It may not be obvious, but open source software is everywhere. It is incorporated into many of the products enterprises rely on every day. Apache Web servers, Cisco routers, Sun servers, Linux operating systems, all are either open source based or rely on open source solutions to operate.
Amazon.com, Google, and Yahoo! all rely on open source technologies for their core infrastructure and offerings. And, of course, the Internet is built on open source. Sendmail is the email backbone of the Internet and Apache accounts for 67% of all Web servers in use today, according to Netcraft.
Open Source on the Desktop
Even desktop Linux is slowly making its way onto IT manager’s radars as open source productivity suites such as OpenOffice and Sun’s commercialized version, StarOffice, mature into bona fide competitors to Microsoft Office. RedHat, which makes its living from supplying corporations with support for the Linux operating system, plans a soon-to-be-released version of desktop Linux bundled with OpenOffice, said Karen Bennet, vice president of engineering for Tools and Application layer products.
Internally, RedHat uses OpenOffice as well.

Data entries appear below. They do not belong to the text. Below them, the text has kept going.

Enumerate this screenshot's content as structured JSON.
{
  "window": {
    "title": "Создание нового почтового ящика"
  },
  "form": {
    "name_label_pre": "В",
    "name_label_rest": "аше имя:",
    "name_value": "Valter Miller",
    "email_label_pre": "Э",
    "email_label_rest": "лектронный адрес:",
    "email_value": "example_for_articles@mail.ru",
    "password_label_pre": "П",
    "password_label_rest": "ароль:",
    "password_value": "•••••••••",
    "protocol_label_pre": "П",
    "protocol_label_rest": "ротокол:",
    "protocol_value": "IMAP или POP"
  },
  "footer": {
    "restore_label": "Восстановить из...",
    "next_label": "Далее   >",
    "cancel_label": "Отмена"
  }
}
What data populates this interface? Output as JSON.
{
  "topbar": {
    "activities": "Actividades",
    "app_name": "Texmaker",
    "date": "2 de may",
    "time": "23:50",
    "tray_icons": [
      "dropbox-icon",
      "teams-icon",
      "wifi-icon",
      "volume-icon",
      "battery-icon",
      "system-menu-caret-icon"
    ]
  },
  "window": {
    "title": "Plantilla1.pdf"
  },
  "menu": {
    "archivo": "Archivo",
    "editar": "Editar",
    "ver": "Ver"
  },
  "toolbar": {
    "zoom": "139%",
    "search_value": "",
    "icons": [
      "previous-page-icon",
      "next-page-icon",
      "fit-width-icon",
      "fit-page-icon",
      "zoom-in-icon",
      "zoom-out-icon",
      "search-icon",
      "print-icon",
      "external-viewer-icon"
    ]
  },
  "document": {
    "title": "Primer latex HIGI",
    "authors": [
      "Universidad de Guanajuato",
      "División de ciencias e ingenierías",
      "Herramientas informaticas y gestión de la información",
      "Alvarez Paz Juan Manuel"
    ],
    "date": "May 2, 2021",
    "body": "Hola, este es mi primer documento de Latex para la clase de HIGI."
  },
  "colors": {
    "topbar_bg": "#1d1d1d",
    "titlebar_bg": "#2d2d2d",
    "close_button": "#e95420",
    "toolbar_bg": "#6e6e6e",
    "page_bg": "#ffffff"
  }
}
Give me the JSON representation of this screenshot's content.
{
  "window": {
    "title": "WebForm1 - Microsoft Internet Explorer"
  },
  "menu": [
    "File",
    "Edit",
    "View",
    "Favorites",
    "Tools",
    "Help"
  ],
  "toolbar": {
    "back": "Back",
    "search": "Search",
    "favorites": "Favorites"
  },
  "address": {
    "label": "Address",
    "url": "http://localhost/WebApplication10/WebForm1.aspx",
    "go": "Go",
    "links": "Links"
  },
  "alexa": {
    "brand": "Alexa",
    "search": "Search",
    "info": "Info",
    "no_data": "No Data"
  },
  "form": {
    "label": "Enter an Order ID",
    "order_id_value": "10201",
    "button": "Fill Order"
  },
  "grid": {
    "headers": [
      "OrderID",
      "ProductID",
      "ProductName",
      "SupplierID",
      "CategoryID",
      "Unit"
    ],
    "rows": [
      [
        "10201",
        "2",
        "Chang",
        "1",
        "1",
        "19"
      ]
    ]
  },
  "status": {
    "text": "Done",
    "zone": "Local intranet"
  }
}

Why? “Microsoft’s costs money,” she said, “but OpenOffice is free.”
Dual-licensing companies such as Sleepycat Software, makers of the Berkeley DB database, which is embedded in host of enterprise products and software from EMC storage solutions to Sun’s full line of servers, and MySQL, an increasingly popular database for companies that do not need the power of Oracle or IBM’s, DB2 are experiencing excellent growth, said Mike Olson, CEO of Sleepycat.
“Apache was really the first out-of-the-park home run for open source software that people really heard about and Linux is the one everyone talks about now; in no small part because of platform support from IBM and Sun and others,” he said. “The success of companies like Yahoo! and Amazon and Google in building big, scalable, high-performance information systems on Linux and other open source components like Apache and Berkeley DB, has demonstrated to CIOs and the commercial application developers that open source can work in production systems.”
According to Olson, there are over 200 million copies of Berkeley DB in circulation and use and IBM, Sun, Cisco, EMC, to name a few, all use it in their offerings.
The first driver is, as usual, cost. Many organizations have turned to open source to save money. But that is only part of the equation. Open source also offers corporate IT departments viable solutions that work, said David Kipping, director of business development for TrollTech, the makers of TrollTech QT.
QT is an open source GUI (graphical user interface) tool kit used to build customized applications. It is widely used in the semiconductor industry and by ERP vendors like JD Edwards to customize packages for customers, said Kipping. QT can also be found in the IT departments of such easily recognizable companies such as Sony, Motorola, IBM, Siemens and Disney, he said.
Paul Dravis, founder of The Dravis Group, agrees. In his reports on Linux and open source adoption, Dravis found corporations first turn to the open source community because of cost but stay because of quality.
“The first driver for a lot of folks is just the cost,” he said. “But once they get involved … they find out this isn’t as painful as (they) thought.”
Massive Parallel Debugging
Besides cost, another reason commercial developers are beginning to incorporate open source solutions is the “massive parallel debugging” that occurs when source code is poked and prodded by a thousands of developers world wide, said Kipping.
“It’s amazing how quickly bugs and problems are identified and resolved in an open source environment,” he said.
Outside of Apache server, Sendmail and, of course, Linux, the most commonly used open source product in and for the enterprise seems to be databases, said Dravis. MySQL, for example, is to be incorporated into the next release of RedHat’s Linux offering, said Bennet. And Veritas uses MySQL in their storage products, said Dravis.
While open source products will not substitute for more mature, mission-critical proprietary offerings any time soon, all those interviewed for this article agree, open source solutions have come of age and will continue to find their way into enterprise IT departments at every level.
“A lot of commercial production applications have incorporated open source pieces into what they do things,” said Kipping. “So, open source has come of age as a technology source but, as a complete application, I don’t think its quite there yet.”